by Hallie Underwood ’20
Utmost tranquility falls over UA Graduate Will Sullivan as he looks over the grassy hill at Bald Eagle. As the sky projects a luminous watercolor painting for the Akita campers and staff, the banter of friends playing cards and throwing frisbees suddenly fade to quietness, allowing Sullivan a second to consider his epiphany. Through pitched tents under a starry night on the Mexico Mission trip, soap slides and tie dye tee shirts at Camp Akita, and conversations with middle schoolers at Crossroads, Sullivan had created strong friendships at First Community Church. As the colossal, wooden cross cast its shadow on the gentle hills, Sullivan could begin to fathom a larger picture than that of simply milkshakes and beloved Tiki Time songs at a campfire. The Akita Spirit had allowed Sullivan to present his true identity to the world outside FCC.
Q: What is your role in Crossroads? How did you get involved in Crossroads and other First Community activities like Akita?
A: I am currently the 6th grade Crossroads leader, which just means I spark conversation with my kids. These conversations can sometimes be fully about God, but most of the time I am just trying to make sure these 6th graders are evolving into productive and genuine kids. Middle school is a huge for development for the students, and I do the best I can to ensure their developing into accepting, loving, and curious kids. I also have been a counselor at Camp Akita the past two years and have absolutely loved it! Being able to impact children of all ages through showing my love for all and practicing vulnerability has been the greatest gift ever. My involvement in First Community Church started with my involvement in their Mexico Mission Trip!
Q: Describe a typical Crossroads gathering.
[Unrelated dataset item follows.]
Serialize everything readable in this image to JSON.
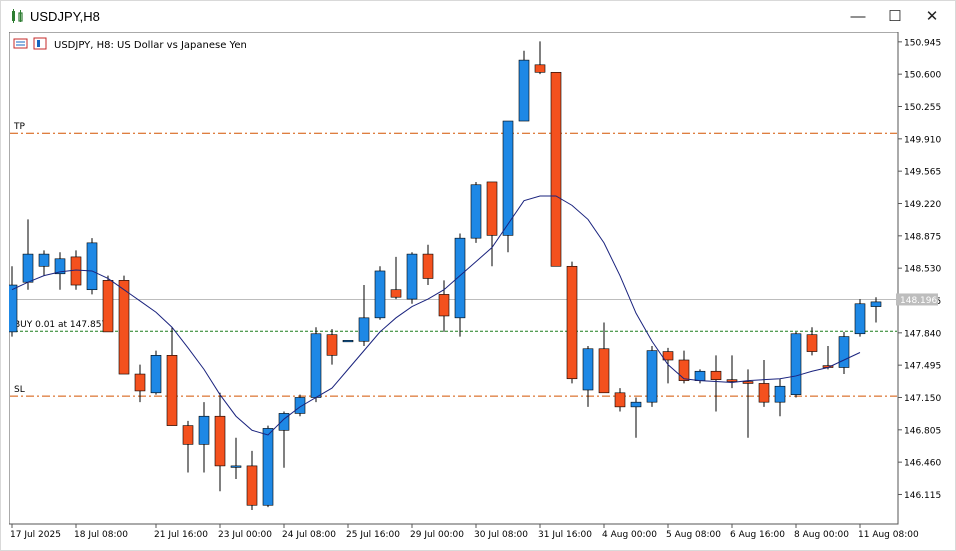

A: Usually at Crossroads, we all start off in a big room and play a game, socialize and sing some songs. After that we have a speaker of the week focusing on a different topic. Whether it is about the Bible or someone’s experience in the Peace Corps. Then we break into our class settings (so I gather all of my 6th graders) and we digest and focus on what the speaker talked about, but most importantly how they can incorporate the lessons learned into their everyday life. At the end, we all gather back into the big room and say announcements, a prayer led by some of the kids and then we head home!
Q: How do you feel letting middle and high schoolers explore their faith is important? How does Crossroads and Akita offer that to young adults?
A: I think it is incredibly important for young adults to explore their faith because in an essence they are exploring a part of who they are. I can’t sit here and pretend like I’m the most religious person. I have my doubts. I have my troubles. I have my questions. But that’s exactly what faith is. If I knew everything about my faith and my relationship with God, then it wouldn’t be faith! You have to dive deep into who you are and keep asking questions for you to grow in your faith. **What I love about FCC and Camp Akita is that instead of teaching kids how to be good Christians, we teach them how to be good people. People who love, accept, include, and value every individual.** My faith is derived from the people I have surrounded myself with in these settings. They have given me faith that I can live a life where I can truly be myself and have no doubts about it. That’s what I think separates us from other religious programs. We don’t focus on the hardcore Bible studies, or the events of Jesus, but we focus on how to grow in your own personal faith while learning to be an exceptional member of society.
Q: Describe what “Akita spirit” means to you. How does Crossroads bring the Akita spirit home to Columbus?
A: The Akita Spirit means everything to me. Camp Akita is a place that gives off this vibe and spirit like no other. All of my campers say that they don’t even feel like they are on the same planet when they are at Akita cause the community there is so so strong. The Akita Spirit is made of love, acceptance, vulnerability, and the fact knowing that it is one of the safest place to explore who you are. Honestly, I credit the Akita Spirit to my coming out. I came out last April knowing I would be in a place of love and acceptance in the summer. My whole life I have hidden who I truly was, but the moment I got involved in FCC and Camp Akita, I wanted the whole world to know who I really am! It was a really cool process.
Q: What have been some of your favorite memories and experiences with Crossroads, Akita and/or First Community Church?
A: My favorite memory has to be when I realized that I was going down the wrong path in college by studying business and pre-dentistry. I had this “coming to Jesus” (I guess you could call it) moment, when I realized that I want to have an impact and direct action over the molding of kids. This ultimately led me to changing my major to Integrated Language Arts so one day I will be a High School Literature/English teacher! I feel so happy that I have finally found what I’m meant to do and can’t wait to follow through with it. Exploring who you are, which includes your faith, is one of the most beneficial things you can do for yourself. And doing that in a safe space like FCC, Crossroads or Akita is even better. I am truly so thankful for everything I have obtained from these incredible programs.